==== AVAILABLE DATA

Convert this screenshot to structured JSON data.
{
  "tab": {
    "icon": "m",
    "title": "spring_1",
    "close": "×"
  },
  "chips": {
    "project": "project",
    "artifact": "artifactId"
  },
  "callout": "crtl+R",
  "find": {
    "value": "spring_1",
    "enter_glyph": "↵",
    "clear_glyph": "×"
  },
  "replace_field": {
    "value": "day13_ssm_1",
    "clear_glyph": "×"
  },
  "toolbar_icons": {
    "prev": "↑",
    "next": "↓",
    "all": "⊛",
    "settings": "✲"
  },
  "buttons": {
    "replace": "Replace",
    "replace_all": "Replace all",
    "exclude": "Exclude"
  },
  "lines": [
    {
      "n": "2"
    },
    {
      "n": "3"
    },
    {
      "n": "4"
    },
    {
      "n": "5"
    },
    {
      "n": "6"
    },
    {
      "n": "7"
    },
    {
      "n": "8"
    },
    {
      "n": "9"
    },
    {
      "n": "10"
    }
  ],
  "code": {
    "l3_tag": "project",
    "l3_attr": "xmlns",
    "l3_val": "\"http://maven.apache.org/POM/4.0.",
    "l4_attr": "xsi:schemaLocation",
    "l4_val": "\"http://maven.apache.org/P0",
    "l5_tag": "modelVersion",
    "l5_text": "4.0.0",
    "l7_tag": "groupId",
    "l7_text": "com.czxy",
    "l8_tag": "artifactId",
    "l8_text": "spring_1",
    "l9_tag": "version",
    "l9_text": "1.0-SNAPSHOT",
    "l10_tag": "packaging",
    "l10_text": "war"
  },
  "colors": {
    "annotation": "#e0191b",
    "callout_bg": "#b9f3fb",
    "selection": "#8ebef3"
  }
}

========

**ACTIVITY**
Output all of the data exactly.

**YOUR SOLUTION**
Convert this screenshot to structured JSON data.
{
  "tab": {
    "icon": "m",
    "title": "spring_1",
    "close": "×"
  },
  "chips": {
    "project": "project",
    "artifact": "artifactId"
  },
  "callout": "crtl+R",
  "find": {
    "value": "spring_1",
    "enter_glyph": "↵",
    "clear_glyph": "×"
  },
  "replace_field": {
    "value": "day13_ssm_1",
    "clear_glyph": "×"
  },
  "toolbar_icons": {
    "prev": "↑",
    "next": "↓",
    "all": "⊛",
    "settings": "✲"
  },
  "buttons": {
    "replace": "Replace",
    "replace_all": "Replace all",
    "exclude": "Exclude"
  },
  "lines": [
    {
      "n": "2"
    },
    {
      "n": "3"
    },
    {
      "n": "4"
    },
    {
      "n": "5"
    },
    {
      "n": "6"
    },
    {
      "n": "7"
    },
    {
      "n": "8"
    },
    {
      "n": "9"
    },
    {
      "n": "10"
    }
  ],
  "code": {
    "l3_tag": "project",
    "l3_attr": "xmlns",
    "l3_val": "\"http://maven.apache.org/POM/4.0.",
    "l4_attr": "xsi:schemaLocation",
    "l4_val": "\"http://maven.apache.org/P0",
    "l5_tag": "modelVersion",
    "l5_text": "4.0.0",
    "l7_tag": "groupId",
    "l7_text": "com.czxy",
    "l8_tag": "artifactId",
    "l8_text": "spring_1",
    "l9_tag": "version",
    "l9_text": "1.0-SNAPSHOT",
    "l10_tag": "packaging",
    "l10_text": "war"
  },
  "colors": {
    "annotation": "#e0191b",
    "callout_bg": "#b9f3fb",
    "selection": "#8ebef3"
  }
}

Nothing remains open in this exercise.